Once these and other tasks, which are plenty big in and of themselves, are completed or at least in progress to the American people's satisfaction, then and only then can we address the needs of current undocumented workers with justice, compassion, and sensitivity.

Since the beginning of this year, more than 40 immigration-related bills have been introduced in the House and in the Senate. By a rough count, I can support more than half of them, eight of which have Republican and Democratic cosponsors. We should not risk forward progress on these and other bipartisan reforms simply because we are unable to iron out each of the more contentious issues.

So, again, with respect to this amendment No. 1208, I strongly urge my colleagues to support this amendment because we were elected not to delegate the power to make laws to other people, we were elected to make law. Identifying the precise moment at which the border is sufficiently secure--that it is a good time to open the pathway to legalization, the pathway to citizenship, whatever we end up calling it--it makes a lot of sense to put that decision in the hands of the elected people precisely because that decision is one that is difficult to identify. It is difficult for us to identify exactly what standards will satisfy the American people. We can make a rough approximation, but we should require a vote by both Houses of Congress and an act of Congress submitted to the President for signature or veto before the RPI period is open. We were elected to make decisions such as these, and we should not be outsourcing those decisions to others who are not elected.

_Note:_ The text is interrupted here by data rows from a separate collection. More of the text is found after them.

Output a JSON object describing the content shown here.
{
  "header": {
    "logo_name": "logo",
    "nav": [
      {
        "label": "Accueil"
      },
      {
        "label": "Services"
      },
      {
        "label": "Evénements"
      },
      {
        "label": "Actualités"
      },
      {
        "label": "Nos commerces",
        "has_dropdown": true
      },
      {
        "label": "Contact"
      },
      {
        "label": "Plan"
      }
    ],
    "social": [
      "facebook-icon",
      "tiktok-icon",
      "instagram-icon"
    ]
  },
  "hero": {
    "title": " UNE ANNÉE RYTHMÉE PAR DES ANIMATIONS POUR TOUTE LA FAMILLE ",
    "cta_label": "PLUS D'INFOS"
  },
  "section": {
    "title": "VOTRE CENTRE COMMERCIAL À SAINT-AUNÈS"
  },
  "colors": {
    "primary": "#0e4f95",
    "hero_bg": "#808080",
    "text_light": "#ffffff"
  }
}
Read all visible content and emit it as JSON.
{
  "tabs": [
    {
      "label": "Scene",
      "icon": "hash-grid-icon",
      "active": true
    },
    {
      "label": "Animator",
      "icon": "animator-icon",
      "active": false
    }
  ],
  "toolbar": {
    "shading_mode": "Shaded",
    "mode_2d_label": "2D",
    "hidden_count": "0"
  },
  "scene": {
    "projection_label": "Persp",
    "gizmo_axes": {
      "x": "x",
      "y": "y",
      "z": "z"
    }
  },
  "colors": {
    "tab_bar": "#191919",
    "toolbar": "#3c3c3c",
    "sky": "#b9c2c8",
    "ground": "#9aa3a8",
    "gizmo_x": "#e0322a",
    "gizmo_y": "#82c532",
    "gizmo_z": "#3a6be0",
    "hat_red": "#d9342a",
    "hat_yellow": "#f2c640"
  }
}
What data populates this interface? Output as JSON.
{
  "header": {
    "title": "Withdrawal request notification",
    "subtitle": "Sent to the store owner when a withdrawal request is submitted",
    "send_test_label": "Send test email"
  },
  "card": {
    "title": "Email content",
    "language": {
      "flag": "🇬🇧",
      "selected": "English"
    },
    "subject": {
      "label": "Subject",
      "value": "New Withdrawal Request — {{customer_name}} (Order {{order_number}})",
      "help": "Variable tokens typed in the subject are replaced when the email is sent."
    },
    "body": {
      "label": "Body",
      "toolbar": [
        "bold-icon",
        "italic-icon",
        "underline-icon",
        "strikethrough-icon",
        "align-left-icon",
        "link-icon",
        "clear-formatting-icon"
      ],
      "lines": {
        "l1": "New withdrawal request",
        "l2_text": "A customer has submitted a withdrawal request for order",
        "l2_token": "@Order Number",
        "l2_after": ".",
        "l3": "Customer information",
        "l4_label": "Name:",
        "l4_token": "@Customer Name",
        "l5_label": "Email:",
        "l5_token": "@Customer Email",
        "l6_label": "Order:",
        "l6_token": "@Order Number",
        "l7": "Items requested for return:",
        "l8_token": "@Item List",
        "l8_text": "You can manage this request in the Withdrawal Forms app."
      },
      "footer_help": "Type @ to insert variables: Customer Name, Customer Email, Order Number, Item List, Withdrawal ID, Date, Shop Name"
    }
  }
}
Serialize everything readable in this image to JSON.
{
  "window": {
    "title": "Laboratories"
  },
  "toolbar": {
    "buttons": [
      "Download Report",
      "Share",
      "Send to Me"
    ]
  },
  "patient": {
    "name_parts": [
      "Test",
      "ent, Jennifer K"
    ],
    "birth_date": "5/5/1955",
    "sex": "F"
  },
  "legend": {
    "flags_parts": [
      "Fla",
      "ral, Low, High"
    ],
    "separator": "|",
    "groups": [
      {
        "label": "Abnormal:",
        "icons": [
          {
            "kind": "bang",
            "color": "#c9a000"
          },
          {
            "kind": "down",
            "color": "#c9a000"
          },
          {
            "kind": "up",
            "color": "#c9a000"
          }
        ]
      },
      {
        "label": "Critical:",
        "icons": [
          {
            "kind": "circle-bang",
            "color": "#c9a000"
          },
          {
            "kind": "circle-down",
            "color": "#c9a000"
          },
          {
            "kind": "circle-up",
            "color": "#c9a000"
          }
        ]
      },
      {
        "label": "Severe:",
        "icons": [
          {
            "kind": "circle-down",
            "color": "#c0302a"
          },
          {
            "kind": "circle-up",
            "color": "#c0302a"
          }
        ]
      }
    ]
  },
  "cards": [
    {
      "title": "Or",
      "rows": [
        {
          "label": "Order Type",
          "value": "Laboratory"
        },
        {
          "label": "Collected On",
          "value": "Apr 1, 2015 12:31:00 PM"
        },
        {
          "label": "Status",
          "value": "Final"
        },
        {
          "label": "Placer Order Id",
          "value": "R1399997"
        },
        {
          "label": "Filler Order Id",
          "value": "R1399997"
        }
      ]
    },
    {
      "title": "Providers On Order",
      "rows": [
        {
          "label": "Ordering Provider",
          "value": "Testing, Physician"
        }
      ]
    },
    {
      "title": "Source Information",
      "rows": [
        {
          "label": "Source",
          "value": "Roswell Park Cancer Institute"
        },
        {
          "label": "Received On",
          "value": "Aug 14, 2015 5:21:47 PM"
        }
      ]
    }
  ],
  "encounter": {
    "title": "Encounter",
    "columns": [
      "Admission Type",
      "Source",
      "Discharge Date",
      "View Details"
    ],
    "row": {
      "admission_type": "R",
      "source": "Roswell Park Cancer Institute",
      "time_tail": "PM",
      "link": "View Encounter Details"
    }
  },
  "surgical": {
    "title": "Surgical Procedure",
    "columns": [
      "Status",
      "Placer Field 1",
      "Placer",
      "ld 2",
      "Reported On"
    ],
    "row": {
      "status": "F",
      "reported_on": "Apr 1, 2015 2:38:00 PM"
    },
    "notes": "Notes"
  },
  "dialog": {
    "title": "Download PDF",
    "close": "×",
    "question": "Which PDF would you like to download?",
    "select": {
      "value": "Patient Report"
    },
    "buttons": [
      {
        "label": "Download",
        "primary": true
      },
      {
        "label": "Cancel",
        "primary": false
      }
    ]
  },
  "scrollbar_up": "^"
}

Those who are not elected who, under the text of Senate bill 744, would be empowered to make these decisions, are--make no mistake--well-educated people and well-intentioned people, and I am not saying they categorically cannot be trusted. What I am saying is that those people who are well educated and well intentioned do not stand for reelection at regular intervals as we do. They are not elected by the people. They don't stand for election at regular intervals. For the most part they are insulated and isolated from the electoral process which keeps all of us accountable to the people in whom the ultimate sovereign authority lies.

For those reasons I urge my colleagues to support amendment No. 1208.

Thank you. I yield the floor and I note the absence of a quorum.

BREAK IN TRANSCRIPT

Mr. LEE. Mr. President, this amendment, if enacted, would require fast-track congressional approval at the introduction of the Department of Homeland Security strategies before the award of registered provisional immigrant--or RPI--status begins and at the certification of the strategy's completion before those receiving RPI status become eligible for green cards.

The basic point of this amendment is that we have a trigger that needs to signal that it is OK to open the RPI process, the process by which illegal aliens will be legalized first and then eventually made citizens. Somebody needs to signal that it is OK to pull that trigger, that it is OK to proceed. I think that decision needs to be made right here in the U.S. Congress.

This would occur pursuant to a fast-track plan of no more than 30 days. It would not be subject to a filibuster; it would be subject only to a 51-vote threshold. We should pass this amendment and we should move forward.

For these reasons, I strongly urge my colleagues to support this amendment, to preserve the right of the people to be heard. If we cut out Congress, we are cutting out the right of the American people to be heard on this issue and the right of the American people to decide when and under what circumstances it is OK to continue the pathway to citizenship.

For this reason, I urge my colleagues to support this amendment, and I ask for the yeas and nays.

BREAK IN TRANSCRIPT


Source:
Back to top